Would you please retype the records that follow, word for word?
*** DATA SHOWN Section Begins ***
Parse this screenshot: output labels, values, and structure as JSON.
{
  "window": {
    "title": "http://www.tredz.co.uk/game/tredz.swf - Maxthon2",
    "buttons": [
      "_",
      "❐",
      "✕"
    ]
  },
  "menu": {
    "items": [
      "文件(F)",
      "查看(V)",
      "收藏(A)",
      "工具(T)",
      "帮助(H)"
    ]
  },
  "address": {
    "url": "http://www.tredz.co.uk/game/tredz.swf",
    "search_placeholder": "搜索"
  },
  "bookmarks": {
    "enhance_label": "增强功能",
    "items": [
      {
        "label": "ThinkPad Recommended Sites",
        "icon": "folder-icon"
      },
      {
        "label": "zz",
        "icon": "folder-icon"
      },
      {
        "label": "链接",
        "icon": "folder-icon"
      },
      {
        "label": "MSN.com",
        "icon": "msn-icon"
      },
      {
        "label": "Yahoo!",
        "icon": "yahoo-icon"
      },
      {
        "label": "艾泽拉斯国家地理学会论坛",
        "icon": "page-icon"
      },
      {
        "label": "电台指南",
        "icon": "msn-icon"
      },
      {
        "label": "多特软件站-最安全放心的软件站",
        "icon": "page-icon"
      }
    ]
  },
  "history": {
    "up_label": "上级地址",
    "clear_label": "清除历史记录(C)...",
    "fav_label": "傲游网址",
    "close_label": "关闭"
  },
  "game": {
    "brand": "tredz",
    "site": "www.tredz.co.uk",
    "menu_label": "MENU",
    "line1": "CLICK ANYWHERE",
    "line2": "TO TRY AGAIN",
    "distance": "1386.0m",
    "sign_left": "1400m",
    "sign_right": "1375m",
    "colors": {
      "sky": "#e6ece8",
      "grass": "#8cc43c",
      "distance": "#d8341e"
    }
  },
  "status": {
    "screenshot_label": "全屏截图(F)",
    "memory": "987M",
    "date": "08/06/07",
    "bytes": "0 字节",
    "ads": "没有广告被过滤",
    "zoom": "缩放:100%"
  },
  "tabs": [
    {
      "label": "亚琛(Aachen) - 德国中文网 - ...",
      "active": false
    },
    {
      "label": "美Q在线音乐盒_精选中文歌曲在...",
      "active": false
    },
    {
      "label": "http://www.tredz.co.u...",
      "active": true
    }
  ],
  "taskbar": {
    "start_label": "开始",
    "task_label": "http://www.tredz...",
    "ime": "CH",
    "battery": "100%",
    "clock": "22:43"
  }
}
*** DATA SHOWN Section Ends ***
WRITTEN SOLUTION >>
Parse this screenshot: output labels, values, and structure as JSON.
{
  "window": {
    "title": "http://www.tredz.co.uk/game/tredz.swf - Maxthon2",
    "buttons": [
      "_",
      "❐",
      "✕"
    ]
  },
  "menu": {
    "items": [
      "文件(F)",
      "查看(V)",
      "收藏(A)",
      "工具(T)",
      "帮助(H)"
    ]
  },
  "address": {
    "url": "http://www.tredz.co.uk/game/tredz.swf",
    "search_placeholder": "搜索"
  },
  "bookmarks": {
    "enhance_label": "增强功能",
    "items": [
      {
        "label": "ThinkPad Recommended Sites",
        "icon": "folder-icon"
      },
      {
        "label": "zz",
        "icon": "folder-icon"
      },
      {
        "label": "链接",
        "icon": "folder-icon"
      },
      {
        "label": "MSN.com",
        "icon": "msn-icon"
      },
      {
        "label": "Yahoo!",
        "icon": "yahoo-icon"
      },
      {
        "label": "艾泽拉斯国家地理学会论坛",
        "icon": "page-icon"
      },
      {
        "label": "电台指南",
        "icon": "msn-icon"
      },
      {
        "label": "多特软件站-最安全放心的软件站",
        "icon": "page-icon"
      }
    ]
  },
  "history": {
    "up_label": "上级地址",
    "clear_label": "清除历史记录(C)...",
    "fav_label": "傲游网址",
    "close_label": "关闭"
  },
  "game": {
    "brand": "tredz",
    "site": "www.tredz.co.uk",
    "menu_label": "MENU",
    "line1": "CLICK ANYWHERE",
    "line2": "TO TRY AGAIN",
    "distance": "1386.0m",
    "sign_left": "1400m",
    "sign_right": "1375m",
    "colors": {
      "sky": "#e6ece8",
      "grass": "#8cc43c",
      "distance": "#d8341e"
    }
  },
  "status": {
    "screenshot_label": "全屏截图(F)",
    "memory": "987M",
    "date": "08/06/07",
    "bytes": "0 字节",
    "ads": "没有广告被过滤",
    "zoom": "缩放:100%"
  },
  "tabs": [
    {
      "label": "亚琛(Aachen) - 德国中文网 - ...",
      "active": false
    },
    {
      "label": "美Q在线音乐盒_精选中文歌曲在...",
      "active": false
    },
    {
      "label": "http://www.tredz.co.u...",
      "active": true
    }
  ],
  "taskbar": {
    "start_label": "开始",
    "task_label": "http://www.tredz...",
    "ime": "CH",
    "battery": "100%",
    "clock": "22:43"
  }
}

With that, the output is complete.